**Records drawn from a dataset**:
::::::::
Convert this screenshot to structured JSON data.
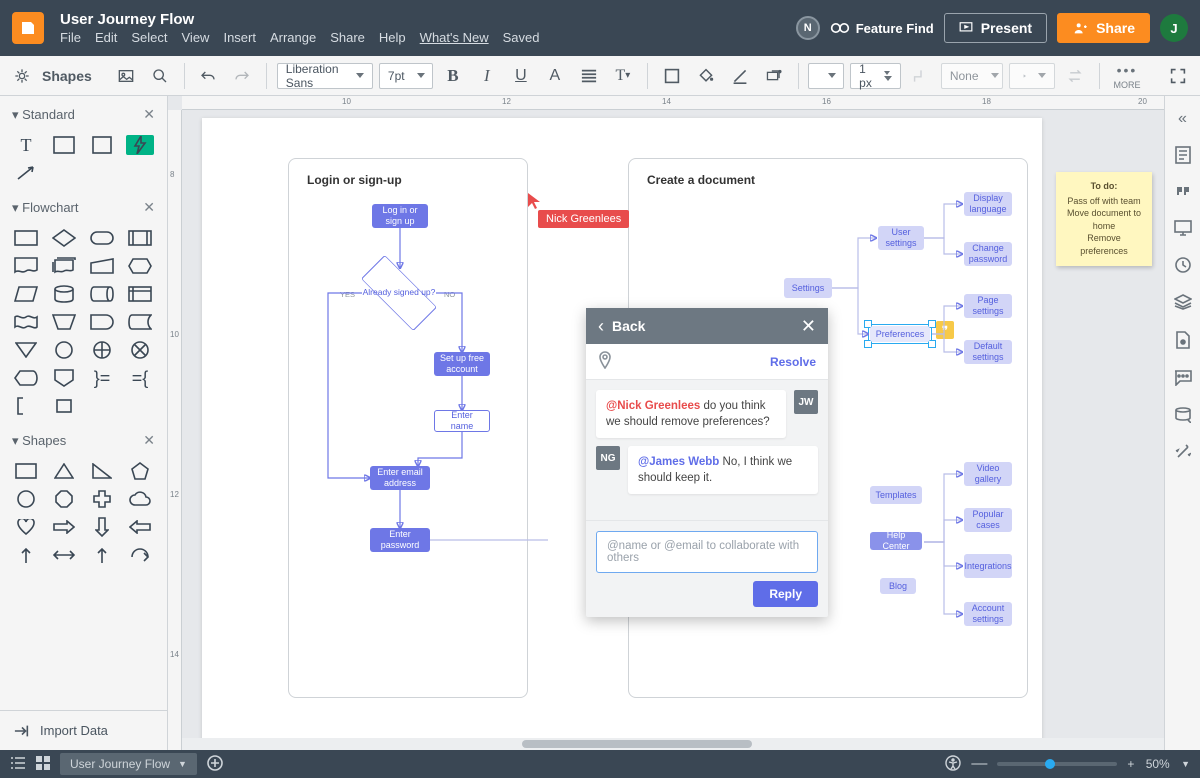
{
  "header": {
    "title": "User Journey Flow",
    "menus": [
      "File",
      "Edit",
      "Select",
      "View",
      "Insert",
      "Arrange",
      "Share",
      "Help",
      "What's New",
      "Saved"
    ],
    "n_badge": "N",
    "feature_find": "Feature Find",
    "present": "Present",
    "share": "Share",
    "avatar": "J"
  },
  "toolbar": {
    "shapes_label": "Shapes",
    "font": "Liberation Sans",
    "font_size": "7pt",
    "stroke_width": "1 px",
    "line_style_none": "None",
    "more": "MORE"
  },
  "left": {
    "standard": "Standard",
    "flowchart": "Flowchart",
    "shapes": "Shapes",
    "import": "Import Data"
  },
  "ruler_h": {
    "t10": "10",
    "t12": "12",
    "t14": "14",
    "t16": "16",
    "t18": "18",
    "t20": "20"
  },
  "ruler_v": {
    "t8": "8",
    "t10": "10",
    "t12": "12",
    "t14": "14"
  },
  "canvas": {
    "card1_title": "Login or sign-up",
    "card2_title": "Create a document",
    "login_signup": "Log in or sign up",
    "already": "Already signed up?",
    "yes": "YES",
    "no": "NO",
    "setup": "Set up free account",
    "enter_name": "Enter name",
    "enter_email": "Enter email address",
    "enter_pwd": "Enter password",
    "n_settings": "Settings",
    "n_user_settings": "User settings",
    "n_prefs": "Preferences",
    "n_templates": "Templates",
    "n_help": "Help Center",
    "n_blog": "Blog",
    "n_disp_lang": "Display language",
    "n_change_pwd": "Change password",
    "n_page_set": "Page settings",
    "n_def_set": "Default settings",
    "n_vid": "Video gallery",
    "n_pop": "Popular cases",
    "n_integ": "Integrations",
    "n_acct": "Account settings"
  },
  "sticky": {
    "title": "To do:",
    "l1": "Pass off with team",
    "l2": "Move document to home",
    "l3": "Remove preferences"
  },
  "cursor": {
    "name": "Nick Greenlees"
  },
  "comments": {
    "back": "Back",
    "resolve": "Resolve",
    "jw": "JW",
    "ng": "NG",
    "m1_at": "@Nick Greenlees",
    "m1_txt": " do you think we should remove preferences?",
    "m2_at": "@James Webb",
    "m2_txt": " No, I think we should keep it.",
    "placeholder": "@name or @email to collaborate with others",
    "reply": "Reply"
  },
  "status": {
    "page": "User Journey Flow",
    "zoom": "50%",
    "plus": "+"
  }
}
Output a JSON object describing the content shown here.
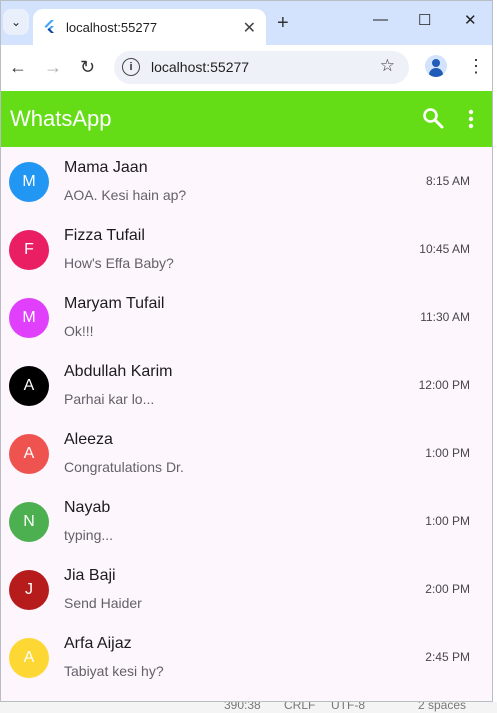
{
  "browser": {
    "tab_title": "localhost:55277",
    "url": "localhost:55277",
    "tab_close": "✕",
    "new_tab": "+",
    "tab_menu": "⌄",
    "win_min": "—",
    "win_max": "☐",
    "win_close": "✕",
    "back": "←",
    "forward": "→",
    "reload": "↻",
    "info_glyph": "i",
    "star": "☆",
    "menu": "⋮"
  },
  "app": {
    "title": "WhatsApp",
    "accent": "#64dd17",
    "search_icon": "search-icon",
    "more_icon": "more-vert-icon"
  },
  "chats": [
    {
      "initial": "M",
      "name": "Mama Jaan",
      "message": "AOA. Kesi hain ap?",
      "time": "8:15 AM",
      "color": "#2196f3"
    },
    {
      "initial": "F",
      "name": "Fizza Tufail",
      "message": "How's Effa Baby?",
      "time": "10:45 AM",
      "color": "#e91e63"
    },
    {
      "initial": "M",
      "name": "Maryam Tufail",
      "message": "Ok!!!",
      "time": "11:30 AM",
      "color": "#e040fb"
    },
    {
      "initial": "A",
      "name": "Abdullah Karim",
      "message": "Parhai kar lo...",
      "time": "12:00 PM",
      "color": "#000000"
    },
    {
      "initial": "A",
      "name": "Aleeza",
      "message": "Congratulations Dr.",
      "time": "1:00 PM",
      "color": "#ef5350"
    },
    {
      "initial": "N",
      "name": "Nayab",
      "message": "typing...",
      "time": "1:00 PM",
      "color": "#4caf50"
    },
    {
      "initial": "J",
      "name": "Jia Baji",
      "message": "Send Haider",
      "time": "2:00 PM",
      "color": "#b71c1c"
    },
    {
      "initial": "A",
      "name": "Arfa Aijaz",
      "message": "Tabiyat kesi hy?",
      "time": "2:45 PM",
      "color": "#fdd835"
    }
  ],
  "editor_status": {
    "position": "390:38",
    "eol": "CRLF",
    "encoding": "UTF-8",
    "indent": "2 spaces"
  }
}
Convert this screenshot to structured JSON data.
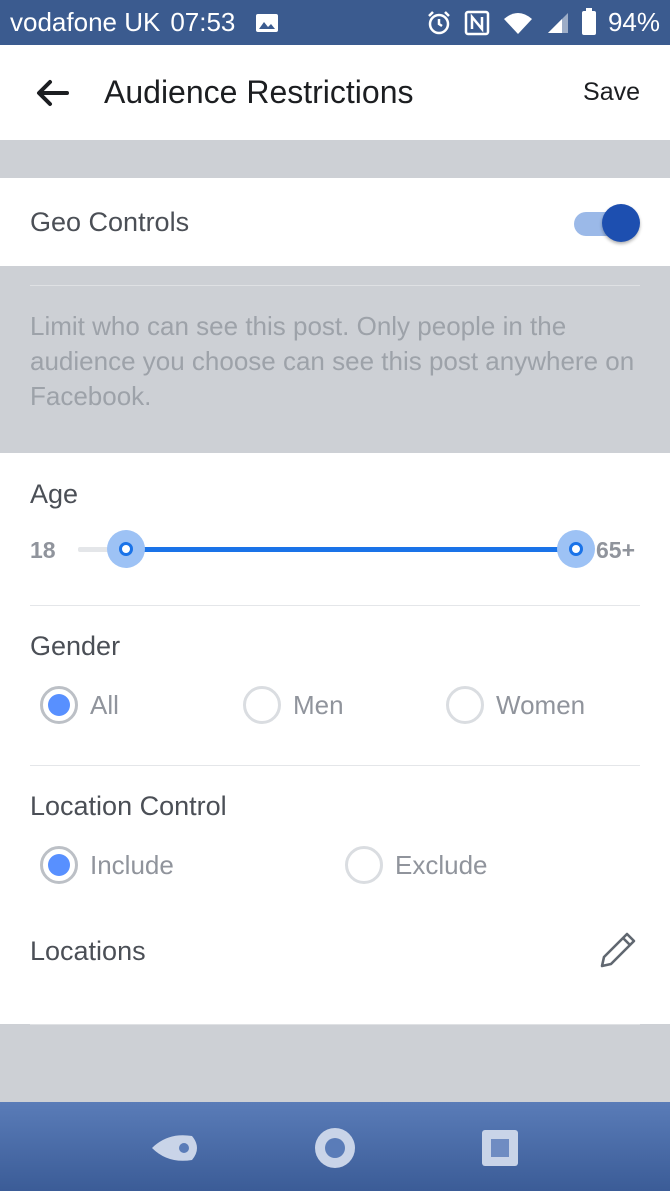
{
  "status_bar": {
    "carrier": "vodafone UK",
    "time": "07:53",
    "battery": "94%",
    "icons": [
      "image-icon",
      "alarm-icon",
      "nfc-icon",
      "wifi-icon",
      "signal-icon",
      "battery-icon"
    ]
  },
  "header": {
    "title": "Audience Restrictions",
    "save_label": "Save",
    "back_icon": "arrow-left-icon"
  },
  "geo_controls": {
    "label": "Geo Controls",
    "enabled": true,
    "description": "Limit who can see this post. Only people in the audience you choose can see this post anywhere on Facebook."
  },
  "age": {
    "label": "Age",
    "min_label": "18",
    "max_label": "65+",
    "min_value": 18,
    "max_value": 65
  },
  "gender": {
    "label": "Gender",
    "options": [
      "All",
      "Men",
      "Women"
    ],
    "selected": "All"
  },
  "location_control": {
    "label": "Location Control",
    "options": [
      "Include",
      "Exclude"
    ],
    "selected": "Include"
  },
  "locations": {
    "label": "Locations",
    "edit_icon": "pencil-icon"
  },
  "nav_bar": {
    "icons": [
      "back-icon",
      "home-icon",
      "recents-icon"
    ]
  },
  "colors": {
    "status_bar": "#3b5b8f",
    "accent": "#1a73e8",
    "toggle_knob": "#1d4fb0",
    "radio_selected": "#5890ff",
    "panel_gray": "#cdd0d5"
  }
}
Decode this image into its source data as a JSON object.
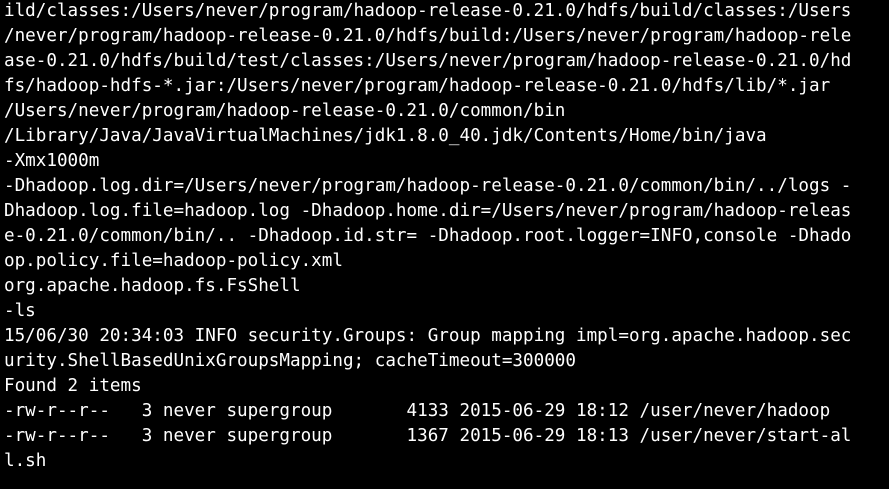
{
  "terminal": {
    "colors": {
      "background": "#000000",
      "foreground": "#ffffff"
    },
    "lines": [
      "ild/classes:/Users/never/program/hadoop-release-0.21.0/hdfs/build/classes:/Users",
      "/never/program/hadoop-release-0.21.0/hdfs/build:/Users/never/program/hadoop-rele",
      "ase-0.21.0/hdfs/build/test/classes:/Users/never/program/hadoop-release-0.21.0/hd",
      "fs/hadoop-hdfs-*.jar:/Users/never/program/hadoop-release-0.21.0/hdfs/lib/*.jar",
      "/Users/never/program/hadoop-release-0.21.0/common/bin",
      "/Library/Java/JavaVirtualMachines/jdk1.8.0_40.jdk/Contents/Home/bin/java",
      "-Xmx1000m",
      "-Dhadoop.log.dir=/Users/never/program/hadoop-release-0.21.0/common/bin/../logs -",
      "Dhadoop.log.file=hadoop.log -Dhadoop.home.dir=/Users/never/program/hadoop-releas",
      "e-0.21.0/common/bin/.. -Dhadoop.id.str= -Dhadoop.root.logger=INFO,console -Dhado",
      "op.policy.file=hadoop-policy.xml",
      "org.apache.hadoop.fs.FsShell",
      "-ls",
      "15/06/30 20:34:03 INFO security.Groups: Group mapping impl=org.apache.hadoop.sec",
      "urity.ShellBasedUnixGroupsMapping; cacheTimeout=300000",
      "Found 2 items",
      "-rw-r--r--   3 never supergroup       4133 2015-06-29 18:12 /user/never/hadoop",
      "-rw-r--r--   3 never supergroup       1367 2015-06-29 18:13 /user/never/start-al",
      "l.sh"
    ]
  }
}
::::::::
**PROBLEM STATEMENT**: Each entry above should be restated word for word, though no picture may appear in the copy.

**EXERCISE SOLUTION**:
Convert this screenshot to structured JSON data.
{
  "header": {
    "title": "User Journey Flow",
    "menus": [
      "File",
      "Edit",
      "Select",
      "View",
      "Insert",
      "Arrange",
      "Share",
      "Help",
      "What's New",
      "Saved"
    ],
    "n_badge": "N",
    "feature_find": "Feature Find",
    "present": "Present",
    "share": "Share",
    "avatar": "J"
  },
  "toolbar": {
    "shapes_label": "Shapes",
    "font": "Liberation Sans",
    "font_size": "7pt",
    "stroke_width": "1 px",
    "line_style_none": "None",
    "more": "MORE"
  },
  "left": {
    "standard": "Standard",
    "flowchart": "Flowchart",
    "shapes": "Shapes",
    "import": "Import Data"
  },
  "ruler_h": {
    "t10": "10",
    "t12": "12",
    "t14": "14",
    "t16": "16",
    "t18": "18",
    "t20": "20"
  },
  "ruler_v": {
    "t8": "8",
    "t10": "10",
    "t12": "12",
    "t14": "14"
  },
  "canvas": {
    "card1_title": "Login or sign-up",
    "card2_title": "Create a document",
    "login_signup": "Log in or sign up",
    "already": "Already signed up?",
    "yes": "YES",
    "no": "NO",
    "setup": "Set up free account",
    "enter_name": "Enter name",
    "enter_email": "Enter email address",
    "enter_pwd": "Enter password",
    "n_settings": "Settings",
    "n_user_settings": "User settings",
    "n_prefs": "Preferences",
    "n_templates": "Templates",
    "n_help": "Help Center",
    "n_blog": "Blog",
    "n_disp_lang": "Display language",
    "n_change_pwd": "Change password",
    "n_page_set": "Page settings",
    "n_def_set": "Default settings",
    "n_vid": "Video gallery",
    "n_pop": "Popular cases",
    "n_integ": "Integrations",
    "n_acct": "Account settings"
  },
  "sticky": {
    "title": "To do:",
    "l1": "Pass off with team",
    "l2": "Move document to home",
    "l3": "Remove preferences"
  },
  "cursor": {
    "name": "Nick Greenlees"
  },
  "comments": {
    "back": "Back",
    "resolve": "Resolve",
    "jw": "JW",
    "ng": "NG",
    "m1_at": "@Nick Greenlees",
    "m1_txt": " do you think we should remove preferences?",
    "m2_at": "@James Webb",
    "m2_txt": " No, I think we should keep it.",
    "placeholder": "@name or @email to collaborate with others",
    "reply": "Reply"
  },
  "status": {
    "page": "User Journey Flow",
    "zoom": "50%",
    "plus": "+"
  }
}
Output a JSON object describing the content shown here.
{
  "browser": {
    "tab_title": "localhost:55277",
    "url": "localhost:55277",
    "tab_close": "✕",
    "new_tab": "+",
    "tab_menu": "⌄",
    "win_min": "—",
    "win_max": "☐",
    "win_close": "✕",
    "back": "←",
    "forward": "→",
    "reload": "↻",
    "info_glyph": "i",
    "star": "☆",
    "menu": "⋮"
  },
  "app": {
    "title": "WhatsApp",
    "accent": "#64dd17",
    "search_icon": "search-icon",
    "more_icon": "more-vert-icon"
  },
  "chats": [
    {
      "initial": "M",
      "name": "Mama Jaan",
      "message": "AOA. Kesi hain ap?",
      "time": "8:15 AM",
      "color": "#2196f3"
    },
    {
      "initial": "F",
      "name": "Fizza Tufail",
      "message": "How's Effa Baby?",
      "time": "10:45 AM",
      "color": "#e91e63"
    },
    {
      "initial": "M",
      "name": "Maryam Tufail",
      "message": "Ok!!!",
      "time": "11:30 AM",
      "color": "#e040fb"
    },
    {
      "initial": "A",
      "name": "Abdullah Karim",
      "message": "Parhai kar lo...",
      "time": "12:00 PM",
      "color": "#000000"
    },
    {
      "initial": "A",
      "name": "Aleeza",
      "message": "Congratulations Dr.",
      "time": "1:00 PM",
      "color": "#ef5350"
    },
    {
      "initial": "N",
      "name": "Nayab",
      "message": "typing...",
      "time": "1:00 PM",
      "color": "#4caf50"
    },
    {
      "initial": "J",
      "name": "Jia Baji",
      "message": "Send Haider",
      "time": "2:00 PM",
      "color": "#b71c1c"
    },
    {
      "initial": "A",
      "name": "Arfa Aijaz",
      "message": "Tabiyat kesi hy?",
      "time": "2:45 PM",
      "color": "#fdd835"
    }
  ],
  "editor_status": {
    "position": "390:38",
    "eol": "CRLF",
    "encoding": "UTF-8",
    "indent": "2 spaces"
  }
}
Convert this screenshot to structured JSON data.
{
  "status_bar": {
    "carrier": "vodafone UK",
    "time": "07:53",
    "battery": "94%",
    "icons": [
      "image-icon",
      "alarm-icon",
      "nfc-icon",
      "wifi-icon",
      "signal-icon",
      "battery-icon"
    ]
  },
  "header": {
    "title": "Audience Restrictions",
    "save_label": "Save",
    "back_icon": "arrow-left-icon"
  },
  "geo_controls": {
    "label": "Geo Controls",
    "enabled": true,
    "description": "Limit who can see this post. Only people in the audience you choose can see this post anywhere on Facebook."
  },
  "age": {
    "label": "Age",
    "min_label": "18",
    "max_label": "65+",
    "min_value": 18,
    "max_value": 65
  },
  "gender": {
    "label": "Gender",
    "options": [
      "All",
      "Men",
      "Women"
    ],
    "selected": "All"
  },
  "location_control": {
    "label": "Location Control",
    "options": [
      "Include",
      "Exclude"
    ],
    "selected": "Include"
  },
  "locations": {
    "label": "Locations",
    "edit_icon": "pencil-icon"
  },
  "nav_bar": {
    "icons": [
      "back-icon",
      "home-icon",
      "recents-icon"
    ]
  },
  "colors": {
    "status_bar": "#3b5b8f",
    "accent": "#1a73e8",
    "toggle_knob": "#1d4fb0",
    "radio_selected": "#5890ff",
    "panel_gray": "#cdd0d5"
  }
}
Decode this image into its source data as a JSON object.
{
  "terminal": {
    "colors": {
      "background": "#000000",
      "foreground": "#ffffff"
    },
    "lines": [
      "ild/classes:/Users/never/program/hadoop-release-0.21.0/hdfs/build/classes:/Users",
      "/never/program/hadoop-release-0.21.0/hdfs/build:/Users/never/program/hadoop-rele",
      "ase-0.21.0/hdfs/build/test/classes:/Users/never/program/hadoop-release-0.21.0/hd",
      "fs/hadoop-hdfs-*.jar:/Users/never/program/hadoop-release-0.21.0/hdfs/lib/*.jar",
      "/Users/never/program/hadoop-release-0.21.0/common/bin",
      "/Library/Java/JavaVirtualMachines/jdk1.8.0_40.jdk/Contents/Home/bin/java",
      "-Xmx1000m",
      "-Dhadoop.log.dir=/Users/never/program/hadoop-release-0.21.0/common/bin/../logs -",
      "Dhadoop.log.file=hadoop.log -Dhadoop.home.dir=/Users/never/program/hadoop-releas",
      "e-0.21.0/common/bin/.. -Dhadoop.id.str= -Dhadoop.root.logger=INFO,console -Dhado",
      "op.policy.file=hadoop-policy.xml",
      "org.apache.hadoop.fs.FsShell",
      "-ls",
      "15/06/30 20:34:03 INFO security.Groups: Group mapping impl=org.apache.hadoop.sec",
      "urity.ShellBasedUnixGroupsMapping; cacheTimeout=300000",
      "Found 2 items",
      "-rw-r--r--   3 never supergroup       4133 2015-06-29 18:12 /user/never/hadoop",
      "-rw-r--r--   3 never supergroup       1367 2015-06-29 18:13 /user/never/start-al",
      "l.sh"
    ]
  }
}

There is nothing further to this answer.